NEW YORK Rebar
mills have dug in their heels to counter a two-month slide in
prices, with volumes starting to improve from previously
lackluster levels and construction projects slowly moving off
Rebar prices retreated
in April and May from a February high of about $690 per ton
($34.50 per hundredweight) but appear to have struck bottom
this month at around $645 per ton ($32.25 per cwt), with prices
varying based on region and order size.
Margins at the mills
have been thin even as volumes have shown relative improvement,
so mills have held prices firm. Charlotte, N.C.-based Nucor
Corp. and Tampa, Fla.-based Gerdau Long Steel North America
both announced earlier this month they were holding prices flat
amm.com, June 6), and other mills have followed
everyones doing a good job at saying, Were
not going to drop our price," one mill source said.
Rebar fabricators have
seen orders and projects pick up, but their margins have been
thin as well.
"We kicked into high
gear in early March.

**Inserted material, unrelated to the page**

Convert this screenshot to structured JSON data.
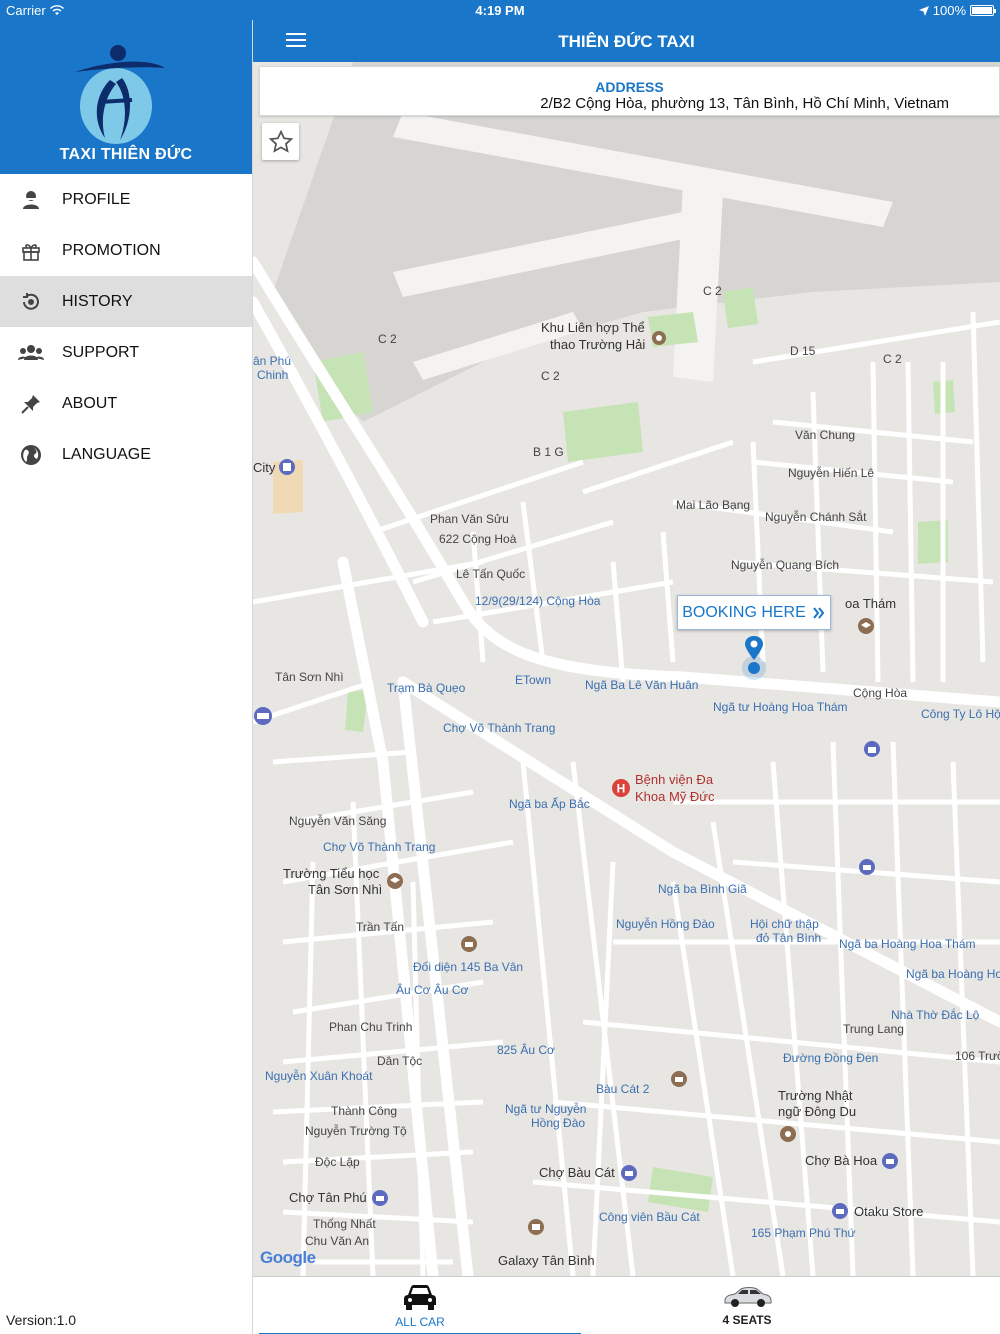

Weve been working lots of overtime,"
a source at one Midwest rebar fabricator said. But business "is
still not great," he added. "Margins arent as good as
they could be."

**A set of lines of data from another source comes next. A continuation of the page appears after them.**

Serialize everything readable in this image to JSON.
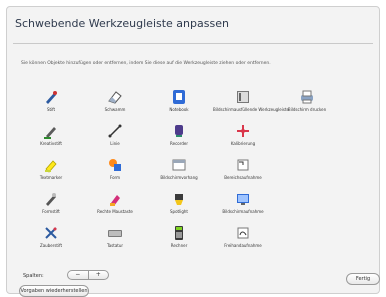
{
  "dialog": {
    "title": "Schwebende Werkzeugleiste anpassen",
    "instructions": "Sie können Objekte hinzufügen oder entfernen, indem Sie diese auf die Werkzeugleiste ziehen oder entfernen."
  },
  "tools": [
    {
      "label": "Stift",
      "icon": "pen-icon"
    },
    {
      "label": "Schwamm",
      "icon": "eraser-icon"
    },
    {
      "label": "Notebook",
      "icon": "notebook-icon"
    },
    {
      "label": "Bildschirmausfüllende Werkzeugleiste",
      "icon": "fullscreen-toolbar-icon"
    },
    {
      "label": "Bildschirm drucken",
      "icon": "print-screen-icon"
    },
    {
      "label": "Kreativstift",
      "icon": "creative-pen-icon"
    },
    {
      "label": "Linie",
      "icon": "line-icon"
    },
    {
      "label": "Recorder",
      "icon": "recorder-icon"
    },
    {
      "label": "Kalibrierung",
      "icon": "calibration-icon"
    },
    {
      "label": "Textmarker",
      "icon": "highlighter-icon"
    },
    {
      "label": "Form",
      "icon": "shape-icon"
    },
    {
      "label": "Bildschirmvorhang",
      "icon": "screen-shade-icon"
    },
    {
      "label": "Bereichsaufnahme",
      "icon": "area-capture-icon"
    },
    {
      "label": "Formstift",
      "icon": "shape-pen-icon"
    },
    {
      "label": "Rechte Maustaste",
      "icon": "right-click-icon"
    },
    {
      "label": "Spotlight",
      "icon": "spotlight-icon"
    },
    {
      "label": "Bildschirmaufnahme",
      "icon": "screen-capture-icon"
    },
    {
      "label": "Zauberstift",
      "icon": "magic-pen-icon"
    },
    {
      "label": "Tastatur",
      "icon": "keyboard-icon"
    },
    {
      "label": "Rechner",
      "icon": "calculator-icon"
    },
    {
      "label": "Freihandaufnahme",
      "icon": "freehand-capture-icon"
    }
  ],
  "footer": {
    "columns_label": "Spalten:",
    "decrease": "−",
    "increase": "+",
    "restore_label": "Vorgaben wiederherstellen",
    "done_label": "Fertig"
  }
}
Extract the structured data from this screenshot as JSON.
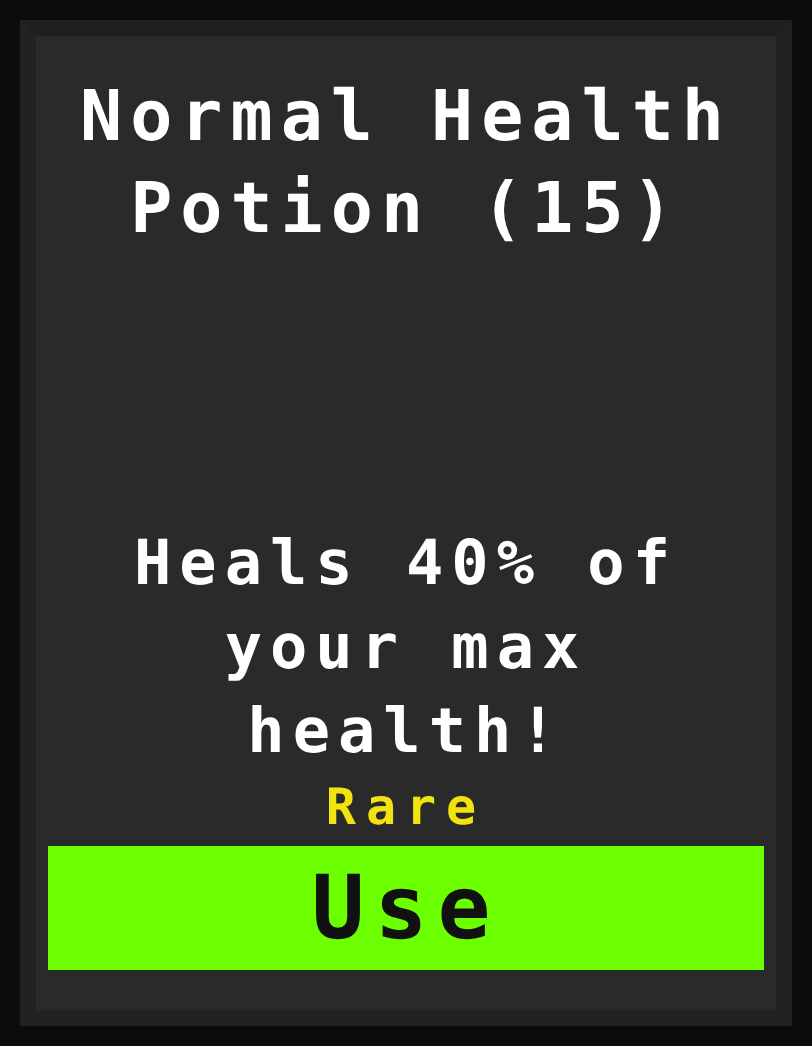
{
  "item": {
    "title": "Normal Health Potion (15)",
    "description": "Heals 40% of your max health!",
    "rarity": "Rare",
    "button": "Use"
  }
}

Buyers have long been
hesitant about keeping stock on their floors, buying in small
quantities since the financial crisis struck the steel market
in 2009. Improving volumes have yet to lead to more buyer
confidence, sources said.
Rebar buyers expect
short lead times and buy in small quantities to fill orders.
"People are counting on a short lead time and being able to get
it from inventory. They want their material in a hurry," a
second mill source said. "Nobody wants to buy it in advance.
Nobody wants to take possession of it until they need it."
Without any major
legislation funding infrastructure development, rebar producers
are selling into smaller projects. Sources said a widely
expected increase in nonresidential construction (
amm.com, Feb. 5) has largely not yet arrived, with
contracts for restaurants, malls and stores not at
Billings Index (ABI), which reflects architecture firms
construction plans, dipped below 50 in April to 48.6,
indicating a contraction in construction spending, although the
index bounced back to 52.9 in May.
"The rebar market is
just ho-hum right now," the first mill source said. "Its
just not that impressive."